Congratulations to writer Anastasia Hobbet, a former resident of Casper, Wyo., and High Country News freelancer from the 1970s, on her novel, Pleasure of Believing. The central character is a wildlife rehabilitator whose skill with animals is matched only by her environmental zeal. Yet the book is anything but a knee-jerk treatment of a ranching culture in transition. The novel emerges April 1 from Soho Press.
America On Line has been experiencing difficulties lately, so to simplify our lives we recently closed our AOL account. Please strike HCNVIRO@aol.com and substitute: firstname.lastname@example.org or email@example.com. More personalized addresses are listed on the masthead on this page.
Visitors are few during this occasionally dreary winter, so we were especially glad to welcome Janette Chiron, a park ranger in Alaska, and Eric Bindseil, a biologist from Washington state. He was visiting his brother in Snowmass, Colo., and Chiron had just finished an emergency medical technician class in nearby Pitkin County.
From nearer by came newborn twins Tess and Abby, along with their proud and somewhat exhausted parents, Debbie Weis and former HCN staff reporter Steve Hinchman. The babies never made a peep.
We also spent some time with two Paonia students, Chad Barnash, an 8th grader, and Clint Towles, a 7th grader, who were researching the issue of grazing cattle on public land.

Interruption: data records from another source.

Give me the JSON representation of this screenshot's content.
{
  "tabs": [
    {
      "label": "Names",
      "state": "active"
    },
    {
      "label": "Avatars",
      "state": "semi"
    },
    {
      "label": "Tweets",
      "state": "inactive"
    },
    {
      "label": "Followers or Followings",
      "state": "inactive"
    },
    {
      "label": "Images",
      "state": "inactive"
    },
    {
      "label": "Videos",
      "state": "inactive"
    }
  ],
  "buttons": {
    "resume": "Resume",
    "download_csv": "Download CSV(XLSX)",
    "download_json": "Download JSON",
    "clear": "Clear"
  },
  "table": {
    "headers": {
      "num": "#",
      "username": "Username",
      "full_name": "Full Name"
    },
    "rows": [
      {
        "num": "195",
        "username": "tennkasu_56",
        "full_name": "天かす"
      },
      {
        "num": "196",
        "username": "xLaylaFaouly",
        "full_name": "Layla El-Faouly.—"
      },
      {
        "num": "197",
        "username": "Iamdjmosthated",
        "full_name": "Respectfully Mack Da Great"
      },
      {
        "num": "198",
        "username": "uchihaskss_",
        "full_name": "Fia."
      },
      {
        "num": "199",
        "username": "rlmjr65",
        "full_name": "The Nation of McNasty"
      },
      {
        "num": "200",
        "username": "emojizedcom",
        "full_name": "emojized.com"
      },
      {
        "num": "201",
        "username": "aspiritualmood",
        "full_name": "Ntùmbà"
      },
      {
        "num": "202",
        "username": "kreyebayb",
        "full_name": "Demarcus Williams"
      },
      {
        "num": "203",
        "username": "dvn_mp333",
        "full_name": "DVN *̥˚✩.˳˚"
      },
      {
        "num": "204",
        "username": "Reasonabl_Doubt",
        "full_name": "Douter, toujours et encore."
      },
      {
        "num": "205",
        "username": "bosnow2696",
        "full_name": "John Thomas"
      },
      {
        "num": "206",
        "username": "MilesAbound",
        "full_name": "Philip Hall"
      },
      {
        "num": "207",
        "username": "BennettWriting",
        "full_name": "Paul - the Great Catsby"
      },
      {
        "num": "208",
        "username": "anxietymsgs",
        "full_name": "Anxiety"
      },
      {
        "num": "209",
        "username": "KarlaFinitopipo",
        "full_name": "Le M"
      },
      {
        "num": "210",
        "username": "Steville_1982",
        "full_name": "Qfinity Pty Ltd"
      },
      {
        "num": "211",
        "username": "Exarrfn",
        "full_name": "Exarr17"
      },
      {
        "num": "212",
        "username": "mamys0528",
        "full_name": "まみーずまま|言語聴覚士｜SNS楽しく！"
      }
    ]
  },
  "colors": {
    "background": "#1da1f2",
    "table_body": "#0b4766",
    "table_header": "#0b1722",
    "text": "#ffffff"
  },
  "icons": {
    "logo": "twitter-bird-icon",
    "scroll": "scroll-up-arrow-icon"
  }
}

We spent a happy day with Theodore Smith, a staffer with the Kendall Foundation, whose generosity has allowed the paper's intern program and rental house - aka "Intern Acres" - to flourish.
We were saddened to hear of the death of Len Sargent, 84, in Bozeman, Mont. He and his wife, Sandy, were the bulwark of several environmental organizations in the West, and his wisdom will be missed.
Changes on the board
At the recent HCN board meeting in Socorro, N.M., there was a changing of the guard. The nine members attending - Michael Ehlers, Farwell Smith, Dan Luecke, Suzanne Van Gytenbeek, Luis Torres, Tom Huerkamp, Andy Wiessner, Maria Mondragon-Valdez and Tom France - elected four new board members. They are Caroline Byrd of Lander, Wyo., an attorney with the Wyoming Outdoor Council and a former HCN intern; Bill Mitchell of Seattle, Wash., a consultant to foundations; Karl Hess Jr. of Las Cruces, N.M., a writer; and Rick Swanson of Flagstaff, Ariz., a city councilman and marketing associate with W.L. Gore.
The new members replace Michael Ehlers, Doc Hatfield, Judy Jacobsen, Victoria Bomberry and Geoff O'Gara. The dean of this departing group is Ehlers, who has been on the board since 1988, and who has attended almost every meeting during those years. Geoff O'Gara is a relatively recent member, but his HCN connection dates back to 1979-1981, when he was HCN editor in Lander, Wyo.
For those who have never attended an HCN potluck, we invite you to the next get-together in Paonia on Saturday evening, May 31. Stick around until Sunday and we'll take you up nearby Mount Lamborn, which is climbable at some 11,000 feet even when other mountains are still deep in snow.
*Betsy Marston for the staff
Heaven-o ... Kissy lives!
- Jim Bolen on Latest: Officials open a criminal investigation of EPA’s role in the Animas river spill
- Jim Bolen on Biking bill is a smokescreen for opening up wilderness
- Jason Brustad on Biking bill is a smokescreen for opening up wilderness
- Toby Thaler on Nuclear power divides California’s environmentalists
- Mike Sennett on Latest: Officials open a criminal investigation of EPA’s role in the Animas river spill